Fault Hazard Investigations

  • Marking the contacts between lithological units in the trench wall.
  • Opening a trench to determine if a fault crosses a nearby pipeline right-of-way.
  • Cleaning the trench walls so they can be logged.
  • Logging in a trench cut near a fault in Turkey .
  • Mapping an offset stream channel to determine the cumulative slip on a fault.

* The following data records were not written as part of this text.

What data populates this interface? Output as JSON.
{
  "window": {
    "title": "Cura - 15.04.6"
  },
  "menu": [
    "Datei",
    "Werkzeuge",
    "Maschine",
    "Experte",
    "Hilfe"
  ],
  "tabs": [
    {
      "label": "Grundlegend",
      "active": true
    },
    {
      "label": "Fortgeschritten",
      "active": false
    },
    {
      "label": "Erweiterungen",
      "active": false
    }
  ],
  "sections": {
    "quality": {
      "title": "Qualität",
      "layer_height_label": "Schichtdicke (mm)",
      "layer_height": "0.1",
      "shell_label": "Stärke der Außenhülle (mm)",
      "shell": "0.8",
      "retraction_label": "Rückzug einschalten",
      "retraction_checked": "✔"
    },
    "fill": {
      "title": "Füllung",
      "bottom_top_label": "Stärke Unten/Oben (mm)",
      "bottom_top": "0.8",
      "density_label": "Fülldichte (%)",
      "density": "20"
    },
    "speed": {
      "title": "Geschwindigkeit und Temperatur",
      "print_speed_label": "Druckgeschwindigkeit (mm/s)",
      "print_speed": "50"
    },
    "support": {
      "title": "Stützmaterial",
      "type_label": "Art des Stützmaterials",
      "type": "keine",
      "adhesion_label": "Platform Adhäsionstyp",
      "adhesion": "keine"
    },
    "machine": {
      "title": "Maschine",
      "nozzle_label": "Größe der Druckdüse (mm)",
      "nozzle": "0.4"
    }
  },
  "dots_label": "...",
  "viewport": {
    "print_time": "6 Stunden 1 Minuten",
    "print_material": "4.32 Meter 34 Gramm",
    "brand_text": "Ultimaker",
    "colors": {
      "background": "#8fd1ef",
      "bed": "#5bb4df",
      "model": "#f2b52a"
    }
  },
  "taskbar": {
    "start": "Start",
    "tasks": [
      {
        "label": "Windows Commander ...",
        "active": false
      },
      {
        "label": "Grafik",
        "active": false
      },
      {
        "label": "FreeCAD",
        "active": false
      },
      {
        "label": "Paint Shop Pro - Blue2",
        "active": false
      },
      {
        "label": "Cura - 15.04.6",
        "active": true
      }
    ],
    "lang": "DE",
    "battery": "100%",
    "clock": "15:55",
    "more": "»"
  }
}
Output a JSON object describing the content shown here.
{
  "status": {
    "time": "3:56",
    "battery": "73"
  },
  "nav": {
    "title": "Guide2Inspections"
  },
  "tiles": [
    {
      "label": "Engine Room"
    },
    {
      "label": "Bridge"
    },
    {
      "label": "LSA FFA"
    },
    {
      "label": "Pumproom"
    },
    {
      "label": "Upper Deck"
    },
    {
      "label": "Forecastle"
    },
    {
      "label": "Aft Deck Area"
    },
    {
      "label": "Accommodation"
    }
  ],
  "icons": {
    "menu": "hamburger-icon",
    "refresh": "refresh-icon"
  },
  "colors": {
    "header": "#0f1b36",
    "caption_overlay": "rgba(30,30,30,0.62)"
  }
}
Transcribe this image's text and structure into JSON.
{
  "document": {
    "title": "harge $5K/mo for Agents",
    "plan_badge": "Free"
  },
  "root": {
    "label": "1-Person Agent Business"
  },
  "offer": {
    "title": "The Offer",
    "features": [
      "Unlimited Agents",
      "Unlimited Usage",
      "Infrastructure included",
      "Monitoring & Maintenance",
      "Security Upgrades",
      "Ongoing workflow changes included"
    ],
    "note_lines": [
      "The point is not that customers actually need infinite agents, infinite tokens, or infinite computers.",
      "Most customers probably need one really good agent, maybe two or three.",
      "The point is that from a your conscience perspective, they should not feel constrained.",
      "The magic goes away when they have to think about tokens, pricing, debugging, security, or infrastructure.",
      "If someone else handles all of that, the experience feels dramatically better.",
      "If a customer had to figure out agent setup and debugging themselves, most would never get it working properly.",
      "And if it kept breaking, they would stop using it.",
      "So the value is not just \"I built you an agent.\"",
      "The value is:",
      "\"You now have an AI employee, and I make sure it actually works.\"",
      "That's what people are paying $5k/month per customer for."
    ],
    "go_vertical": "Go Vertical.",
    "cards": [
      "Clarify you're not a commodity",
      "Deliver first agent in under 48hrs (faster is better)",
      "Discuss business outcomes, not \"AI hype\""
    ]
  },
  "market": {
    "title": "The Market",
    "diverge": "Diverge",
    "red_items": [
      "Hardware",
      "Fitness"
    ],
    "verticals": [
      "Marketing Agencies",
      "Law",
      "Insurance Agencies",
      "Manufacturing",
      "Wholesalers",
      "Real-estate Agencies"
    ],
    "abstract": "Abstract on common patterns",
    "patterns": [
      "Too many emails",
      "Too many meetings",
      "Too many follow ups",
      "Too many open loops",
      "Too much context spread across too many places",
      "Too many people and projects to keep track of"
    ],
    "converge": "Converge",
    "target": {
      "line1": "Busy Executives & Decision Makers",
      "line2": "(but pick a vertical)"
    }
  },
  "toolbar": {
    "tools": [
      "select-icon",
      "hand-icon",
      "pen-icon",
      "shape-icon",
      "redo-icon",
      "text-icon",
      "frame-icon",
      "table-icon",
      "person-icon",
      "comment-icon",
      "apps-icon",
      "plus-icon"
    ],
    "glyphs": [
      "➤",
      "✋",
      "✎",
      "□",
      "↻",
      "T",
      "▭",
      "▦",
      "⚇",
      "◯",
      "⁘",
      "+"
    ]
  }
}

LGS, in collaboration with Fugro-Sial and Interface Geohazard Consulting, conducted a fault hazard investigation in Turkey to determine if a petroleum pipeline crossed Holocene active faults. Identification of active faulting along the right-of-way would increase the hazard to the pipeline if the orientation of the faults were such that a significant earthquake could cause surface rupture through the pipeline trench. Paleoseismological and geomorphological investigations are necessary in order to assess the recency of faulting, fault geometry and sense of slip, the recurrence interval of surface rupturing events and and to establish the magnitude of future earthquakes. Turkey lies in a very seismically active region and the pipeline being investigated could be exposed to a M 7 earthquake.